Lunar lovers, this is your month. We are getting two Full Moons in August – a regular and a Blue Moon – and both of them will be particularly close to our planet, getting the appellative "super". The first Supermoon is going to be tomorrow, August 1, with the following one on August 30, which will be the Blue Supermoon.
The labels added to the Full Moon are not really useful astronomically and they have always had quite loose definitions. The underlying issue is that we humans like things to be regular and the Moon is almost regular, but not quite. Its orbit is almost circular and you usually have 12 Full Moons in a year. Until you have 13.
That 13th odd-one-out Moon is the Blue Moon, but which of the 13 Full Moons is it? The first definition of it came from Maine Farmer's Almanac's 1937 edition. Given how the phases of the Moon have historically been used to help agriculture, they used it to describe the third Full Moon in a season where there are four.
This definition wouldn’t work this year though – 2023 has 13 Moons but so well arranged that each season has three.
The other very popular definition is the second Full Moon in a calendar month, and it came from a misunderstanding of the original Almanac reference by J.H. Pruitt in a 1946 edition of the American magazine Sky and Telescope.
If that definition seems a bit wishy-washy, let’s get into the concept of Supermoon and its antonym Micromoon. As mentioned above, the Moon’s orbit is slightly off a perfect circle so as the Moon travels around it passes through the closest point – we call it perigee – and a most distant one – apogee.
The average distance between the Earth and the Moon is 384,400 kilometers (238,900 miles), but it can get a couple of tens of thousands of kilometers closer or further. The effect is not incredible, you probably wouldn't notice if you didn’t know, but it is enough for the Moon to look bigger and brighter when it's near its perigee, hence the term Supermoon.

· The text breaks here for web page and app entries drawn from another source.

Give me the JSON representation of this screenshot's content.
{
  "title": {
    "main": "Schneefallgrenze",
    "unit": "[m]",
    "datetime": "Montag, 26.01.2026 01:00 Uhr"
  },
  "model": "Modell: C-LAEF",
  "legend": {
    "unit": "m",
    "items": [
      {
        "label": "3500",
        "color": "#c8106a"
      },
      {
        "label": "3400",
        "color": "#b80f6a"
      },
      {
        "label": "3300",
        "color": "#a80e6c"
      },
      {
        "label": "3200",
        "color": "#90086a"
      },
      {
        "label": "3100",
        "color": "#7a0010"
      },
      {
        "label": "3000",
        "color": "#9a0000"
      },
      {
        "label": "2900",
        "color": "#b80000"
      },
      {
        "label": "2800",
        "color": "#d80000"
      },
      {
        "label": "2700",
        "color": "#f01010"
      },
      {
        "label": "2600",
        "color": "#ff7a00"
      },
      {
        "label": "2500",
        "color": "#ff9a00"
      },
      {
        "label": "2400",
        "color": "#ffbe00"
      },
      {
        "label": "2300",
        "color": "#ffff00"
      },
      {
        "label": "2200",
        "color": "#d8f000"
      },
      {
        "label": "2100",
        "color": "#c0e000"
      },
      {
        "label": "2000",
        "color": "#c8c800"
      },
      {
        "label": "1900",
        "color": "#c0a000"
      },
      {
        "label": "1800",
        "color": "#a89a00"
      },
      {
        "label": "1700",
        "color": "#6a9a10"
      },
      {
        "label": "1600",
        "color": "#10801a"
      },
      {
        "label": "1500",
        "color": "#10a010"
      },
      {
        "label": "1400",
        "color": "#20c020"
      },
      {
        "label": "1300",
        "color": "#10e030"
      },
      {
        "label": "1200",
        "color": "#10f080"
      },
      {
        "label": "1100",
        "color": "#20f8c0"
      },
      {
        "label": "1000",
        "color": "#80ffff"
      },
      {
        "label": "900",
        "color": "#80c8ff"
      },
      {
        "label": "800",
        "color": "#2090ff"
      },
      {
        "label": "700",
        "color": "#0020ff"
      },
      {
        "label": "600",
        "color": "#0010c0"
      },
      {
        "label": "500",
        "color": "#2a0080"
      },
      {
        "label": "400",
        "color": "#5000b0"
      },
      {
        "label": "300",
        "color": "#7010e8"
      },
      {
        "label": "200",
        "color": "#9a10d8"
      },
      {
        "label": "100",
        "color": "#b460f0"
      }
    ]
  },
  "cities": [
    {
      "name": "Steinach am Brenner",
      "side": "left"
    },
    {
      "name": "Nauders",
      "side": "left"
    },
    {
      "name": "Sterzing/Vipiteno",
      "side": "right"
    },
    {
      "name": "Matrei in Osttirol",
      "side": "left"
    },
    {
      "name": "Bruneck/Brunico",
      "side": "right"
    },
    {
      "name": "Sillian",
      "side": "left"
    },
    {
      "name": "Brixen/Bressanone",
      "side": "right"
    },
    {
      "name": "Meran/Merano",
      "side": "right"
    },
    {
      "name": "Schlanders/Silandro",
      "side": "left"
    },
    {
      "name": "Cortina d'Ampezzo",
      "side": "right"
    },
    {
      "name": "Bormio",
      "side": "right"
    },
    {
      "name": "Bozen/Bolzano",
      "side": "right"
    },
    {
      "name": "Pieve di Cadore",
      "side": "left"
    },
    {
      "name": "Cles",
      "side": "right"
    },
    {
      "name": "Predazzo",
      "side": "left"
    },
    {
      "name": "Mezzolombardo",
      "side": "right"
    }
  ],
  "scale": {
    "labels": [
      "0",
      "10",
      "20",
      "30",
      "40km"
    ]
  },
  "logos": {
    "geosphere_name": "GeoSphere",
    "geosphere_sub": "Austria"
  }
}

There are three or four Supermoons per year, all in a row. This is due, once again, to the lack of a formal definition. Astrophysicist Fred Espenak defined it as a Full Moon that occurs when the Moon is within 90 percent of its closest approach to Earth.
Tomorrow’s Full Moon will be 357,530 kilometers (222,159 miles) away from the Earth. At the end of the month, the Blue Moon will be closer by about 200 kilometers (120 miles). If you want to capture it with a smartphone follow these tricks.
If the weather for you is overcast, you can still watch the spectacle online. Our friends at the Virtual Telescope Project have a webcast with the Full Moon rising over the Colosseum in Rome.